[Task instructions]:
All of the entries below should be printed exactly; the pictures are to be left out.

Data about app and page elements
______

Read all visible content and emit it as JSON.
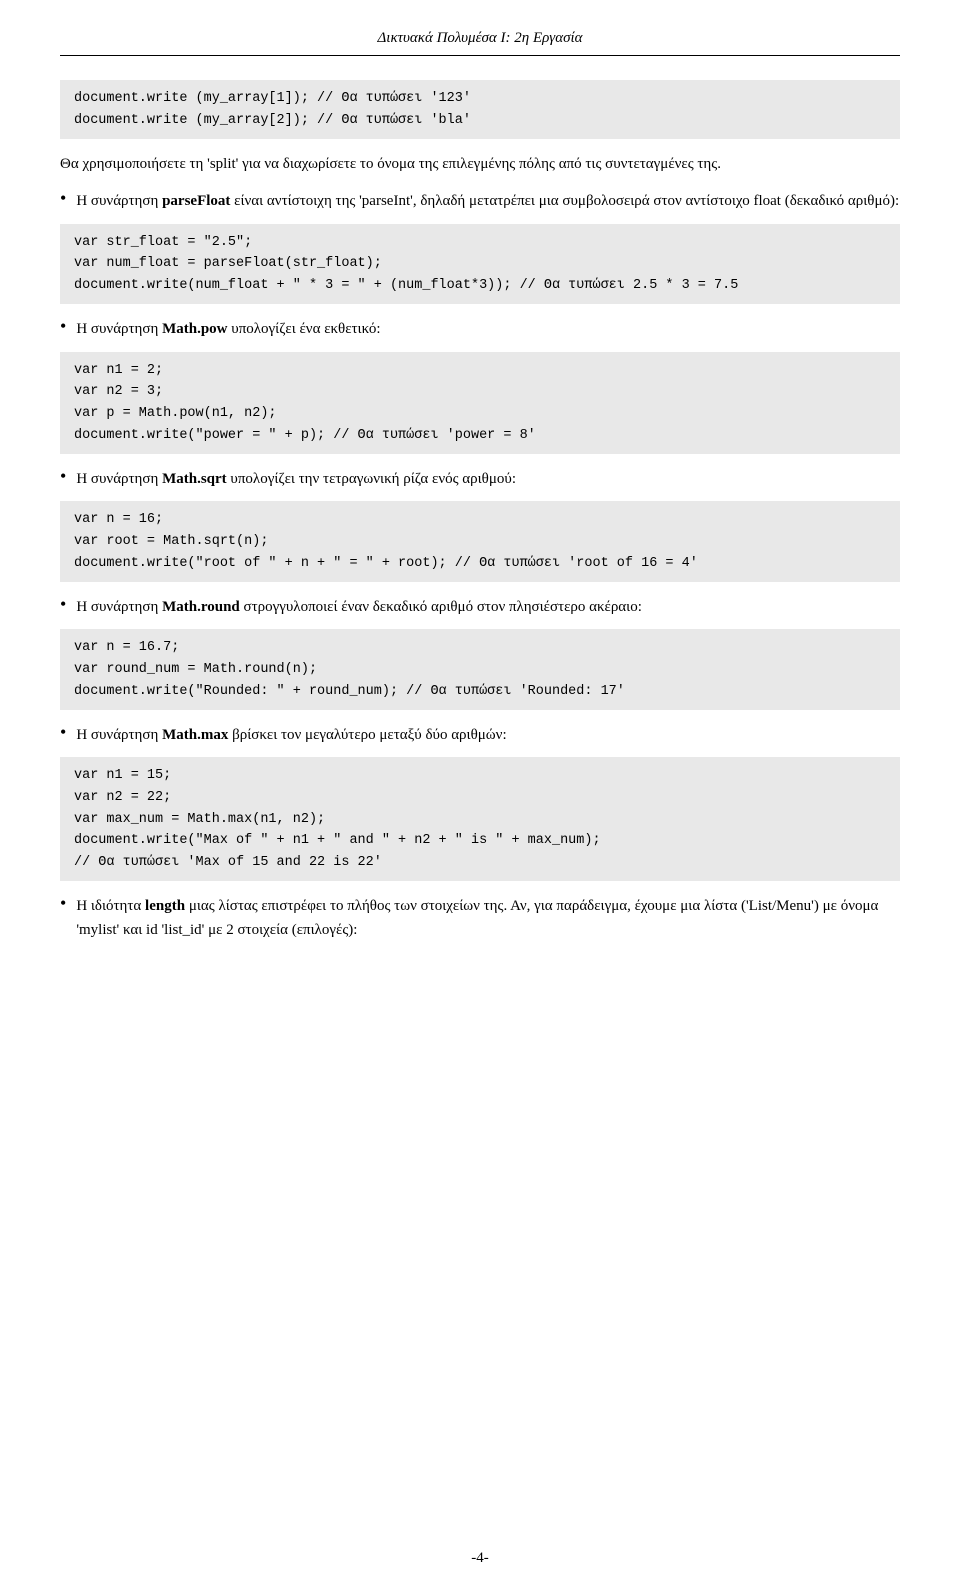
{
  "header": {
    "title": "Δικτυακά Πολυμέσα Ι: 2η Εργασία"
  },
  "footer": {
    "page_number": "-4-"
  },
  "content": {
    "code_block_1": "document.write (my_array[1]); // Θα τυπώσει '123'\ndocument.write (my_array[2]); // Θα τυπώσει 'bla'",
    "text_1": "Θα χρησιμοποιήσετε τη 'split' για να διαχωρίσετε το όνομα της επιλεγμένης πόλης από τις συντεταγμένες της.",
    "bullet_2_text_before": "Η συνάρτηση ",
    "bullet_2_bold": "parseFloat",
    "bullet_2_text_after": " είναι αντίστοιχη της 'parseInt', δηλαδή μετατρέπει μια συμβολοσειρά στον αντίστοιχο float (δεκαδικό αριθμό):",
    "code_block_2": "var str_float = \"2.5\";\nvar num_float = parseFloat(str_float);\ndocument.write(num_float + \" * 3 = \" + (num_float*3)); // Θα τυπώσει 2.5 * 3 = 7.5",
    "bullet_3_text_before": "Η συνάρτηση ",
    "bullet_3_bold": "Math.pow",
    "bullet_3_text_after": " υπολογίζει ένα εκθετικό:",
    "code_block_3": "var n1 = 2;\nvar n2 = 3;\nvar p = Math.pow(n1, n2);\ndocument.write(\"power = \" + p); // Θα τυπώσει 'power = 8'",
    "bullet_4_text_before": "Η συνάρτηση ",
    "bullet_4_bold": "Math.sqrt",
    "bullet_4_text_after": " υπολογίζει την τετραγωνική ρίζα ενός αριθμού:",
    "code_block_4": "var n = 16;\nvar root = Math.sqrt(n);\ndocument.write(\"root of \" + n + \" = \" + root); // Θα τυπώσει 'root of 16 = 4'",
    "bullet_5_text_before": "Η συνάρτηση ",
    "bullet_5_bold": "Math.round",
    "bullet_5_text_after": " στρογγυλοποιεί έναν δεκαδικό αριθμό στον πλησιέστερο ακέραιο:",
    "code_block_5": "var n = 16.7;\nvar round_num = Math.round(n);\ndocument.write(\"Rounded: \" + round_num); // Θα τυπώσει 'Rounded: 17'",
    "bullet_6_text_before": "Η συνάρτηση ",
    "bullet_6_bold": "Math.max",
    "bullet_6_text_after": " βρίσκει τον μεγαλύτερο μεταξύ δύο αριθμών:",
    "code_block_6": "var n1 = 15;\nvar n2 = 22;\nvar max_num = Math.max(n1, n2);\ndocument.write(\"Max of \" + n1 + \" and \" + n2 + \" is \" + max_num);\n// Θα τυπώσει 'Max of 15 and 22 is 22'",
    "bullet_7_text": "Η ιδιότητα ",
    "bullet_7_bold": "length",
    "bullet_7_text_after": " μιας λίστας επιστρέφει το πλήθος των στοιχείων της. Αν, για παράδειγμα, έχουμε μια λίστα ('List/Menu') με όνομα 'mylist' και id 'list_id' με 2 στοιχεία (επιλογές):"
  }
}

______

[Solution]:
Read all visible content and emit it as JSON.
{
  "header": {
    "title": "Δικτυακά Πολυμέσα Ι: 2η Εργασία"
  },
  "footer": {
    "page_number": "-4-"
  },
  "content": {
    "code_block_1": "document.write (my_array[1]); // Θα τυπώσει '123'\ndocument.write (my_array[2]); // Θα τυπώσει 'bla'",
    "text_1": "Θα χρησιμοποιήσετε τη 'split' για να διαχωρίσετε το όνομα της επιλεγμένης πόλης από τις συντεταγμένες της.",
    "bullet_2_text_before": "Η συνάρτηση ",
    "bullet_2_bold": "parseFloat",
    "bullet_2_text_after": " είναι αντίστοιχη της 'parseInt', δηλαδή μετατρέπει μια συμβολοσειρά στον αντίστοιχο float (δεκαδικό αριθμό):",
    "code_block_2": "var str_float = \"2.5\";\nvar num_float = parseFloat(str_float);\ndocument.write(num_float + \" * 3 = \" + (num_float*3)); // Θα τυπώσει 2.5 * 3 = 7.5",
    "bullet_3_text_before": "Η συνάρτηση ",
    "bullet_3_bold": "Math.pow",
    "bullet_3_text_after": " υπολογίζει ένα εκθετικό:",
    "code_block_3": "var n1 = 2;\nvar n2 = 3;\nvar p = Math.pow(n1, n2);\ndocument.write(\"power = \" + p); // Θα τυπώσει 'power = 8'",
    "bullet_4_text_before": "Η συνάρτηση ",
    "bullet_4_bold": "Math.sqrt",
    "bullet_4_text_after": " υπολογίζει την τετραγωνική ρίζα ενός αριθμού:",
    "code_block_4": "var n = 16;\nvar root = Math.sqrt(n);\ndocument.write(\"root of \" + n + \" = \" + root); // Θα τυπώσει 'root of 16 = 4'",
    "bullet_5_text_before": "Η συνάρτηση ",
    "bullet_5_bold": "Math.round",
    "bullet_5_text_after": " στρογγυλοποιεί έναν δεκαδικό αριθμό στον πλησιέστερο ακέραιο:",
    "code_block_5": "var n = 16.7;\nvar round_num = Math.round(n);\ndocument.write(\"Rounded: \" + round_num); // Θα τυπώσει 'Rounded: 17'",
    "bullet_6_text_before": "Η συνάρτηση ",
    "bullet_6_bold": "Math.max",
    "bullet_6_text_after": " βρίσκει τον μεγαλύτερο μεταξύ δύο αριθμών:",
    "code_block_6": "var n1 = 15;\nvar n2 = 22;\nvar max_num = Math.max(n1, n2);\ndocument.write(\"Max of \" + n1 + \" and \" + n2 + \" is \" + max_num);\n// Θα τυπώσει 'Max of 15 and 22 is 22'",
    "bullet_7_text": "Η ιδιότητα ",
    "bullet_7_bold": "length",
    "bullet_7_text_after": " μιας λίστας επιστρέφει το πλήθος των στοιχείων της. Αν, για παράδειγμα, έχουμε μια λίστα ('List/Menu') με όνομα 'mylist' και id 'list_id' με 2 στοιχεία (επιλογές):"
  }
}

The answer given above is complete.